◆ **Your instructions**
Output the entries below unchanged, except for the pictures.

◆ **Input records**
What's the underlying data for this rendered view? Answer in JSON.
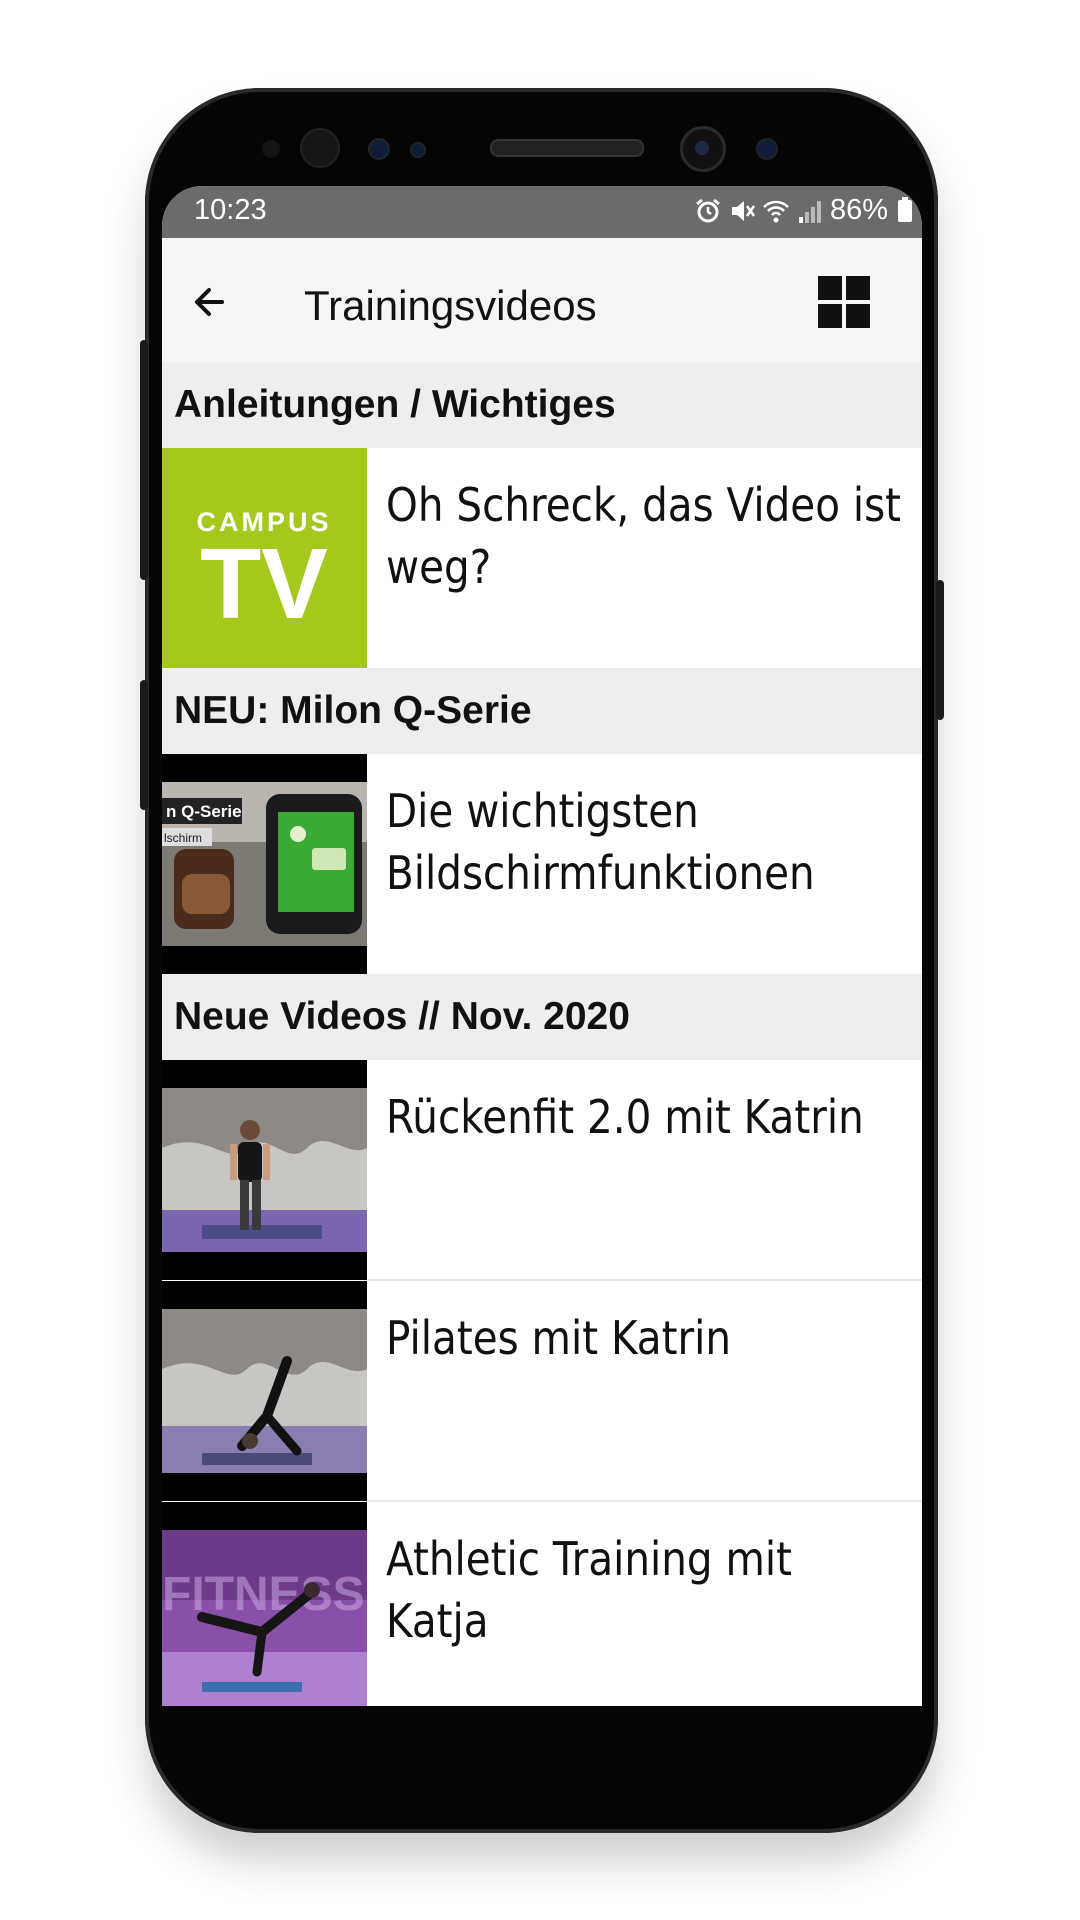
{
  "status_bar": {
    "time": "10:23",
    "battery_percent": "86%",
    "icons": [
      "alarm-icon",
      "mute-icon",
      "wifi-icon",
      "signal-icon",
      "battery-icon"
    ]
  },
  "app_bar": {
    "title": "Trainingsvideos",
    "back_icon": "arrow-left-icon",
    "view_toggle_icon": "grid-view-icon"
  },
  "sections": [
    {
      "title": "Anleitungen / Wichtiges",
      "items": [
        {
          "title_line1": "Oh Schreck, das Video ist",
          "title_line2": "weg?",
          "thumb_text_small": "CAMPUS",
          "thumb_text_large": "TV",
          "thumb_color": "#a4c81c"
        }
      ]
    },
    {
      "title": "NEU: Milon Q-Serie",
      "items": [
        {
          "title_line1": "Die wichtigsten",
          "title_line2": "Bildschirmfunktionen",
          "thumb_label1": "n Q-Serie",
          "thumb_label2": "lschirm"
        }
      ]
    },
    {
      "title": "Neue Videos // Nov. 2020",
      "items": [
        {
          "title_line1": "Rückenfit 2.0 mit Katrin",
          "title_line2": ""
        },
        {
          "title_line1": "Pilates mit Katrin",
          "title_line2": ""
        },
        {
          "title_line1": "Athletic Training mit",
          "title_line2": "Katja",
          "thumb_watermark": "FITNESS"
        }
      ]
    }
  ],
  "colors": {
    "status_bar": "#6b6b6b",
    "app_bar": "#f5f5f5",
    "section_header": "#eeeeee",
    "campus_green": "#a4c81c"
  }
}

◆ **Output**
What's the underlying data for this rendered view? Answer in JSON.
{
  "status_bar": {
    "time": "10:23",
    "battery_percent": "86%",
    "icons": [
      "alarm-icon",
      "mute-icon",
      "wifi-icon",
      "signal-icon",
      "battery-icon"
    ]
  },
  "app_bar": {
    "title": "Trainingsvideos",
    "back_icon": "arrow-left-icon",
    "view_toggle_icon": "grid-view-icon"
  },
  "sections": [
    {
      "title": "Anleitungen / Wichtiges",
      "items": [
        {
          "title_line1": "Oh Schreck, das Video ist",
          "title_line2": "weg?",
          "thumb_text_small": "CAMPUS",
          "thumb_text_large": "TV",
          "thumb_color": "#a4c81c"
        }
      ]
    },
    {
      "title": "NEU: Milon Q-Serie",
      "items": [
        {
          "title_line1": "Die wichtigsten",
          "title_line2": "Bildschirmfunktionen",
          "thumb_label1": "n Q-Serie",
          "thumb_label2": "lschirm"
        }
      ]
    },
    {
      "title": "Neue Videos // Nov. 2020",
      "items": [
        {
          "title_line1": "Rückenfit 2.0 mit Katrin",
          "title_line2": ""
        },
        {
          "title_line1": "Pilates mit Katrin",
          "title_line2": ""
        },
        {
          "title_line1": "Athletic Training mit",
          "title_line2": "Katja",
          "thumb_watermark": "FITNESS"
        }
      ]
    }
  ],
  "colors": {
    "status_bar": "#6b6b6b",
    "app_bar": "#f5f5f5",
    "section_header": "#eeeeee",
    "campus_green": "#a4c81c"
  }
}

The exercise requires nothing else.